Its form is that of a pastoral, easy, vulgar, and therefore disgusting . . .
_ _ —Dr. Johnson
Description, description, adjective, noun:
this is a breeze. Look at Wetaskiwin,
this town I’m pumping gas in on my way
to somewhere real: a gaunt, dank-furred coyote
dozing on a graying plain, the runt spine
of its Main Street pocked with auto shops,
its houses painted anything from grey
to grayish beige, dead pickups sunk in bluegrass
like stray mammoths stuck in tar. Even
the light seems petrified and drifts like sand.
One hardware warehouse, one mink farm
gagging the clouds, one curling rink, one park,
its kept swan floating like a plastic bag.
What could be simpler?: step outside, say what
you see: a good life, since it has to be.
Maybe some token reference to Arcadia—
right here, or on its way; it doesn’t matter:
paychecks come, or don’t; trucks at the dump
move piles back and forth, keeping their ruin
straight, and herds of black cows circle like
a roving shade the city casts, keeping
them cool. Even the teenagers, I see,
are happy here, in the available world—
the cars they rev at both the traffic lights
are relics hauled out of a golden age
into today: rusted and belching smoke,
but lavish in their way, blurry with bass,
Savini diamond rims spinning in place.
Michael Lavers is the author of After Earth (University of Tampa Press, 2019). His poems have appeared in The Best New Poets, Crazyhorse, AGNI, 32 Poems, The Hudson Review, The Georgia Review, and elsewhere.
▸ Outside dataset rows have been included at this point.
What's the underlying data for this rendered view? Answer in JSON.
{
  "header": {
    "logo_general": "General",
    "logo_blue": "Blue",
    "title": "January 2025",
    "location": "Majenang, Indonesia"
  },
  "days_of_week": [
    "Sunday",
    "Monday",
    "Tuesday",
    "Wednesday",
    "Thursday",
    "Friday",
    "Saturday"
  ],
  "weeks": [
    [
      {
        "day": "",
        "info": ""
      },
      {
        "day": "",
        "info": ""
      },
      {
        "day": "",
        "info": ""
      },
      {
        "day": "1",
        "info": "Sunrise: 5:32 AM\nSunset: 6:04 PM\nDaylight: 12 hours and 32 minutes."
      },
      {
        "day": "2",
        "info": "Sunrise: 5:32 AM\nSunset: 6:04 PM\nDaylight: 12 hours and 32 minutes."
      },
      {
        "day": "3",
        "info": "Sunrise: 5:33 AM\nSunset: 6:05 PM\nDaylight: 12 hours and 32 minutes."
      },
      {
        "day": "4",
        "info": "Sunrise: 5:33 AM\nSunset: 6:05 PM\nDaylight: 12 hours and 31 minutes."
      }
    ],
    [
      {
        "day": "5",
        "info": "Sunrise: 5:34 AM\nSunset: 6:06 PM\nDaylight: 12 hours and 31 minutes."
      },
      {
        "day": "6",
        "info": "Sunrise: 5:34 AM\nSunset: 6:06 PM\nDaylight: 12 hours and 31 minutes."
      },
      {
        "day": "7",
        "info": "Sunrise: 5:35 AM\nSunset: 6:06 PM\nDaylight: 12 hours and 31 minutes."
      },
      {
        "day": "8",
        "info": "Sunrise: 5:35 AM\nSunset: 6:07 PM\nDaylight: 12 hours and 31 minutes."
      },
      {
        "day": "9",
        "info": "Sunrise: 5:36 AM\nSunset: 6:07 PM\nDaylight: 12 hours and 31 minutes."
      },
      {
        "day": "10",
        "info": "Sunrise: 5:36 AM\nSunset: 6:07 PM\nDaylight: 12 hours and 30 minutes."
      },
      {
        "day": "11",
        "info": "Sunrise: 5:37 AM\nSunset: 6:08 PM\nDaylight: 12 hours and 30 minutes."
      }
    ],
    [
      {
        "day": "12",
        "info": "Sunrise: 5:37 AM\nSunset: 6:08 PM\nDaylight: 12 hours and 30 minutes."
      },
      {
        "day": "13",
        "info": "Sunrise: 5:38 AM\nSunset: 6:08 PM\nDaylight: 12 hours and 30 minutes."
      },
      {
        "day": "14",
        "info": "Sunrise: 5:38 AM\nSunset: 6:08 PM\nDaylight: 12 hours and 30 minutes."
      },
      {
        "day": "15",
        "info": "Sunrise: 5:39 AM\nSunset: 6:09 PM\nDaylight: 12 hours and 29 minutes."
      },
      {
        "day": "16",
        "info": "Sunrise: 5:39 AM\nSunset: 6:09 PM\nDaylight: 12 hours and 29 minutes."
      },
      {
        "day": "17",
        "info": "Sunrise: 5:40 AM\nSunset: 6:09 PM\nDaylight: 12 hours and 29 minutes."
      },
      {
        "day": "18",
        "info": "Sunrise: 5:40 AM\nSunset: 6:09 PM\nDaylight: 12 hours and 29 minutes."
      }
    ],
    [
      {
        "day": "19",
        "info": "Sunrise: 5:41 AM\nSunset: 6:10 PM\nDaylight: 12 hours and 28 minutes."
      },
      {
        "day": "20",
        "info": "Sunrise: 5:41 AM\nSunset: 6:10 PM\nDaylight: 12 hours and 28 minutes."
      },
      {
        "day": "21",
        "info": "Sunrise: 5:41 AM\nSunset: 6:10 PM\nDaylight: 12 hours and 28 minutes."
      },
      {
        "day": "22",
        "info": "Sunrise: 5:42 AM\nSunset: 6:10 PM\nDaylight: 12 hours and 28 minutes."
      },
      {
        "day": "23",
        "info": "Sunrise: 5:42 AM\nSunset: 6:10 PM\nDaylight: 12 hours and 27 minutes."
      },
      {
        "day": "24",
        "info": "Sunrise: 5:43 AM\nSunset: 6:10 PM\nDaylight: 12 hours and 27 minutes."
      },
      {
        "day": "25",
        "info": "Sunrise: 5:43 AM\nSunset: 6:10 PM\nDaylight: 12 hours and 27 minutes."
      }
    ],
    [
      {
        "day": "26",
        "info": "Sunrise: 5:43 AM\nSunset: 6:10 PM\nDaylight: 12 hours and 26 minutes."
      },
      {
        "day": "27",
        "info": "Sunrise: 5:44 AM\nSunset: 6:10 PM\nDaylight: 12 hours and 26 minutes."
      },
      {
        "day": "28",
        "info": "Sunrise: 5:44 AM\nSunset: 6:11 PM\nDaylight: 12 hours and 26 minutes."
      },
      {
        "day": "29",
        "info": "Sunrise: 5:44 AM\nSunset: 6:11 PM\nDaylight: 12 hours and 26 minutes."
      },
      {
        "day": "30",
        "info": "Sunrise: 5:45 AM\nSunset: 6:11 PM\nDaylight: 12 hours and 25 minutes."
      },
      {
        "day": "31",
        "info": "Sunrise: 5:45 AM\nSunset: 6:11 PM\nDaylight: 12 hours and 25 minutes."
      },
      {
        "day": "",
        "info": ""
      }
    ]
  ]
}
He teaches poetry at Brigham Young University. (updated 10/2020)